WHAT IS NEEDED: Copy every record verbatim but exclude the pictures.

INFORMATION SHOWN:
---*---
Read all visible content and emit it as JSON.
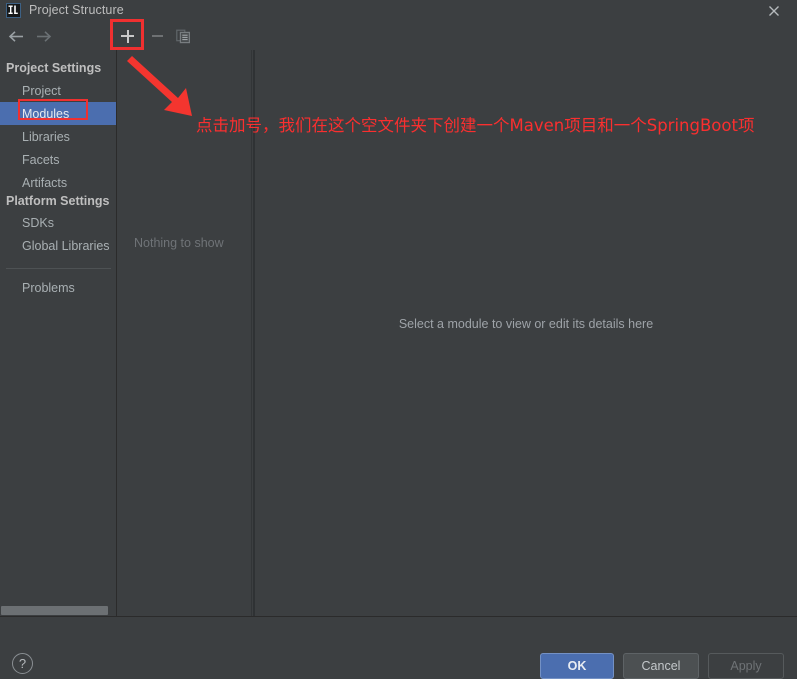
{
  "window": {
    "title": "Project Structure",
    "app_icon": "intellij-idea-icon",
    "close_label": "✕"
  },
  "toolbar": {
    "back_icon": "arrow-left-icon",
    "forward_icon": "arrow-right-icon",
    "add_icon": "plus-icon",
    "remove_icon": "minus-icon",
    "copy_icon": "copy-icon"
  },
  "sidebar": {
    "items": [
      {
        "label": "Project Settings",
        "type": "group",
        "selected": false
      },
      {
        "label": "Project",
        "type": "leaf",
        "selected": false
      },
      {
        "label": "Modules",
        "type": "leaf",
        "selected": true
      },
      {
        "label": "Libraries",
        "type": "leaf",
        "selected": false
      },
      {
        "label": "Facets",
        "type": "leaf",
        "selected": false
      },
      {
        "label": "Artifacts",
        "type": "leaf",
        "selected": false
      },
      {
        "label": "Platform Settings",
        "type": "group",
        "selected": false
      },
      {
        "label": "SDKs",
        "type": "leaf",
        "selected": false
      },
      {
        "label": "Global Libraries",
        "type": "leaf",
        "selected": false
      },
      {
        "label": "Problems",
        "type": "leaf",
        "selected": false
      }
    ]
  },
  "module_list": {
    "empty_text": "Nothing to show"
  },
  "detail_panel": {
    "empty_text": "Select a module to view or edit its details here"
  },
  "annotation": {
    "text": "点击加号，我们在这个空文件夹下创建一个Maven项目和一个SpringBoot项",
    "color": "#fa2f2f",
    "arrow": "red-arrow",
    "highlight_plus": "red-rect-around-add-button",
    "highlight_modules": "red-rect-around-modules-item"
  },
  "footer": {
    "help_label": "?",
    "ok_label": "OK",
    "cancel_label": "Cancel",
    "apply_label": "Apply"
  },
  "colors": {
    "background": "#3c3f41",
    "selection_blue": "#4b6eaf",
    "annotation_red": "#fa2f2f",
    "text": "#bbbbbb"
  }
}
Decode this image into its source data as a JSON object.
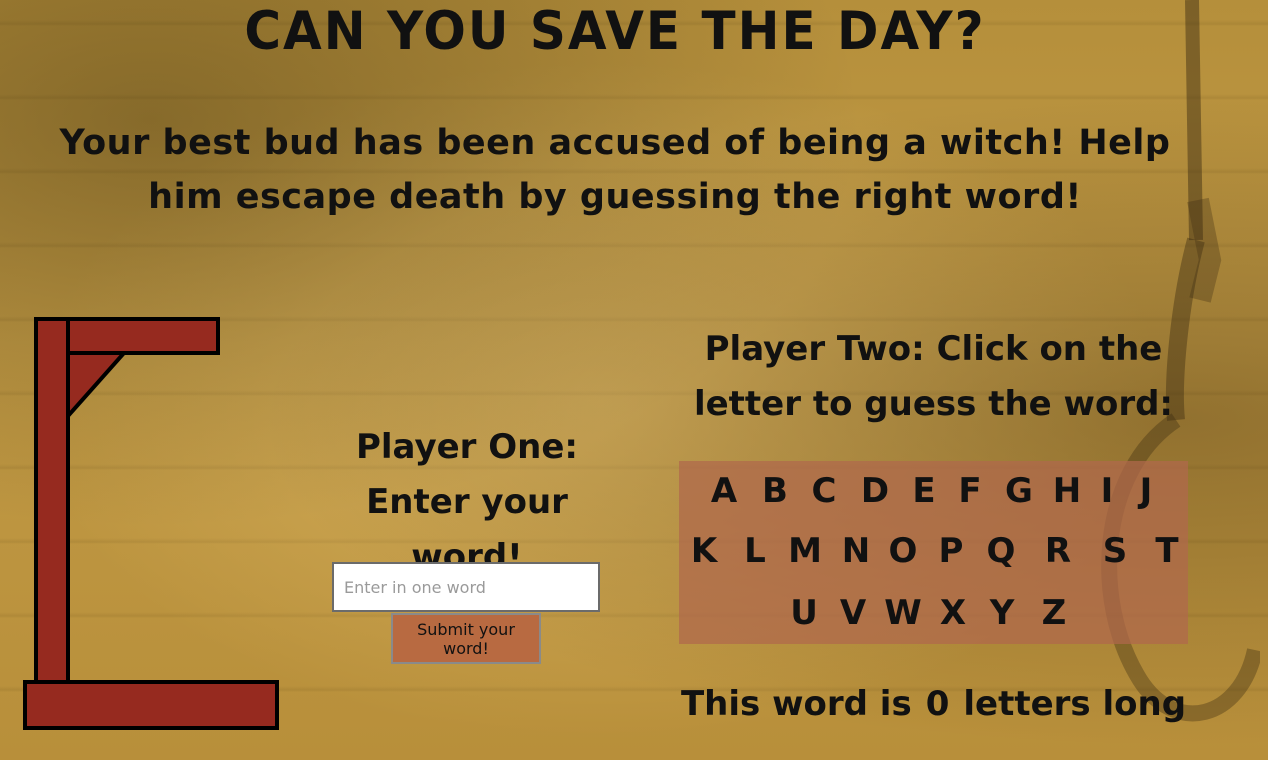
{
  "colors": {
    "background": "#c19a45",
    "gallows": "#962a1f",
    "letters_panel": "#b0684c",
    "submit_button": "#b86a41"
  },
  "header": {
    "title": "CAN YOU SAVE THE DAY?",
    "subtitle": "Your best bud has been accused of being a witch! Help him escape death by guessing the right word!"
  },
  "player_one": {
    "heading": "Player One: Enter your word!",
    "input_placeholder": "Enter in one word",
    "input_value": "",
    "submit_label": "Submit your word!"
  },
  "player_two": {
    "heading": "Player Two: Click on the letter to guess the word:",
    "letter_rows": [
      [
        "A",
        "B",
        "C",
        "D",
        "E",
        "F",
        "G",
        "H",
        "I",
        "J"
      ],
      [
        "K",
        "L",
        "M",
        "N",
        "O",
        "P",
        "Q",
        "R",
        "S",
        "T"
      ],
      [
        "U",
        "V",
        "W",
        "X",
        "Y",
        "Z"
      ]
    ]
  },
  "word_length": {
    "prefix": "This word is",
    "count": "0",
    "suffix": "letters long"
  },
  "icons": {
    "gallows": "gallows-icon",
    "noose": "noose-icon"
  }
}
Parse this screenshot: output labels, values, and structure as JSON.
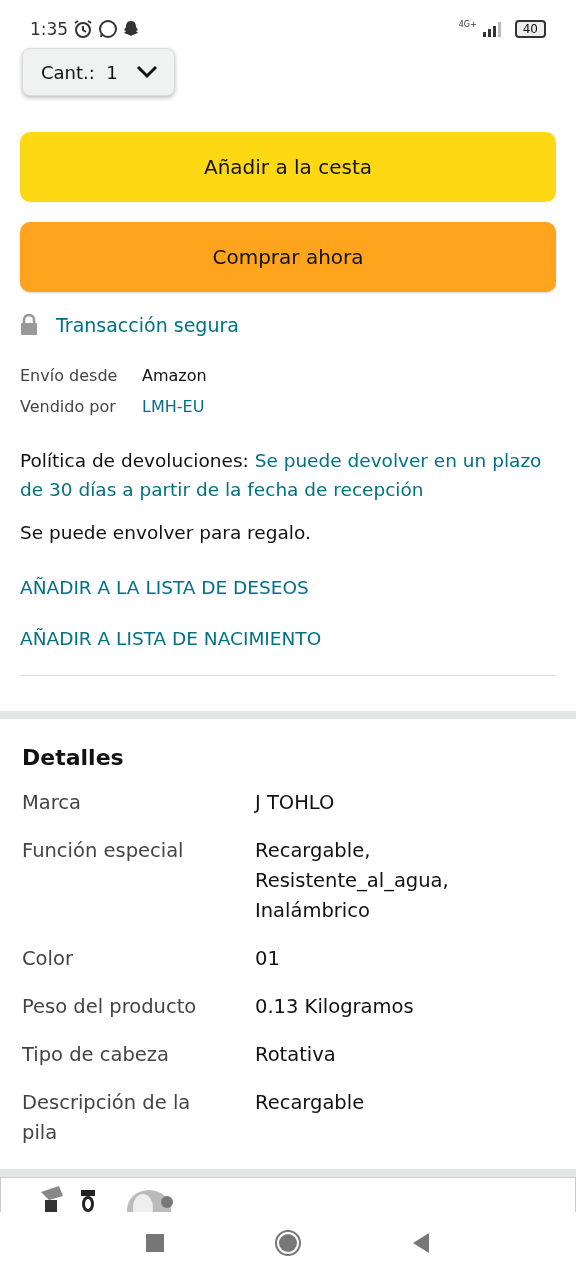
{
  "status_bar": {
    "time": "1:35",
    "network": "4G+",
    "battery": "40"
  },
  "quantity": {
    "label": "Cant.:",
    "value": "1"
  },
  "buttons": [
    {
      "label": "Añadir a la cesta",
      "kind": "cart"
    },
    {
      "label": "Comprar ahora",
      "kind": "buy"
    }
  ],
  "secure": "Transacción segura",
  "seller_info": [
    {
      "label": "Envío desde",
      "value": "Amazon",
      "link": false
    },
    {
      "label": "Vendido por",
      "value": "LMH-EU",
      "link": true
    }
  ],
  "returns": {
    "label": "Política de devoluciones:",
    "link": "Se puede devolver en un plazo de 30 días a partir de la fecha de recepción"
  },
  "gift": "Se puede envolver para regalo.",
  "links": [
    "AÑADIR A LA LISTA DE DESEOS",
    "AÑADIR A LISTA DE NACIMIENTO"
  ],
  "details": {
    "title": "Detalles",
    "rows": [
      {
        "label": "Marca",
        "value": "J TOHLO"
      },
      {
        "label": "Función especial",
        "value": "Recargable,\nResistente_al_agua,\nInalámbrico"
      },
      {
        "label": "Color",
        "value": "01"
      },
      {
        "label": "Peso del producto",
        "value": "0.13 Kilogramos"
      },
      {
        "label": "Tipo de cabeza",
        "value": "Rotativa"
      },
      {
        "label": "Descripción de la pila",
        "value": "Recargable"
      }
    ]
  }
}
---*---
YOUR RESPONSE:
Read all visible content and emit it as JSON.
{
  "window": {
    "title": "Project Structure",
    "app_icon": "intellij-idea-icon",
    "close_label": "✕"
  },
  "toolbar": {
    "back_icon": "arrow-left-icon",
    "forward_icon": "arrow-right-icon",
    "add_icon": "plus-icon",
    "remove_icon": "minus-icon",
    "copy_icon": "copy-icon"
  },
  "sidebar": {
    "items": [
      {
        "label": "Project Settings",
        "type": "group",
        "selected": false
      },
      {
        "label": "Project",
        "type": "leaf",
        "selected": false
      },
      {
        "label": "Modules",
        "type": "leaf",
        "selected": true
      },
      {
        "label": "Libraries",
        "type": "leaf",
        "selected": false
      },
      {
        "label": "Facets",
        "type": "leaf",
        "selected": false
      },
      {
        "label": "Artifacts",
        "type": "leaf",
        "selected": false
      },
      {
        "label": "Platform Settings",
        "type": "group",
        "selected": false
      },
      {
        "label": "SDKs",
        "type": "leaf",
        "selected": false
      },
      {
        "label": "Global Libraries",
        "type": "leaf",
        "selected": false
      },
      {
        "label": "Problems",
        "type": "leaf",
        "selected": false
      }
    ]
  },
  "module_list": {
    "empty_text": "Nothing to show"
  },
  "detail_panel": {
    "empty_text": "Select a module to view or edit its details here"
  },
  "annotation": {
    "text": "点击加号，我们在这个空文件夹下创建一个Maven项目和一个SpringBoot项",
    "color": "#fa2f2f",
    "arrow": "red-arrow",
    "highlight_plus": "red-rect-around-add-button",
    "highlight_modules": "red-rect-around-modules-item"
  },
  "footer": {
    "help_label": "?",
    "ok_label": "OK",
    "cancel_label": "Cancel",
    "apply_label": "Apply"
  },
  "colors": {
    "background": "#3c3f41",
    "selection_blue": "#4b6eaf",
    "annotation_red": "#fa2f2f",
    "text": "#bbbbbb"
  }
}
Decode this image into its source data as a JSON object.
{
  "colors": {
    "background": "#c19a45",
    "gallows": "#962a1f",
    "letters_panel": "#b0684c",
    "submit_button": "#b86a41"
  },
  "header": {
    "title": "CAN YOU SAVE THE DAY?",
    "subtitle": "Your best bud has been accused of being a witch! Help him escape death by guessing the right word!"
  },
  "player_one": {
    "heading": "Player One: Enter your word!",
    "input_placeholder": "Enter in one word",
    "input_value": "",
    "submit_label": "Submit your word!"
  },
  "player_two": {
    "heading": "Player Two: Click on the letter to guess the word:",
    "letter_rows": [
      [
        "A",
        "B",
        "C",
        "D",
        "E",
        "F",
        "G",
        "H",
        "I",
        "J"
      ],
      [
        "K",
        "L",
        "M",
        "N",
        "O",
        "P",
        "Q",
        "R",
        "S",
        "T"
      ],
      [
        "U",
        "V",
        "W",
        "X",
        "Y",
        "Z"
      ]
    ]
  },
  "word_length": {
    "prefix": "This word is",
    "count": "0",
    "suffix": "letters long"
  },
  "icons": {
    "gallows": "gallows-icon",
    "noose": "noose-icon"
  }
}
Parse this screenshot: output labels, values, and structure as JSON.
{
  "status_bar": {
    "time": "1:35",
    "network": "4G+",
    "battery": "40"
  },
  "quantity": {
    "label": "Cant.:",
    "value": "1"
  },
  "buttons": [
    {
      "label": "Añadir a la cesta",
      "kind": "cart"
    },
    {
      "label": "Comprar ahora",
      "kind": "buy"
    }
  ],
  "secure": "Transacción segura",
  "seller_info": [
    {
      "label": "Envío desde",
      "value": "Amazon",
      "link": false
    },
    {
      "label": "Vendido por",
      "value": "LMH-EU",
      "link": true
    }
  ],
  "returns": {
    "label": "Política de devoluciones:",
    "link": "Se puede devolver en un plazo de 30 días a partir de la fecha de recepción"
  },
  "gift": "Se puede envolver para regalo.",
  "links": [
    "AÑADIR A LA LISTA DE DESEOS",
    "AÑADIR A LISTA DE NACIMIENTO"
  ],
  "details": {
    "title": "Detalles",
    "rows": [
      {
        "label": "Marca",
        "value": "J TOHLO"
      },
      {
        "label": "Función especial",
        "value": "Recargable,\nResistente_al_agua,\nInalámbrico"
      },
      {
        "label": "Color",
        "value": "01"
      },
      {
        "label": "Peso del producto",
        "value": "0.13 Kilogramos"
      },
      {
        "label": "Tipo de cabeza",
        "value": "Rotativa"
      },
      {
        "label": "Descripción de la pila",
        "value": "Recargable"
      }
    ]
  }
}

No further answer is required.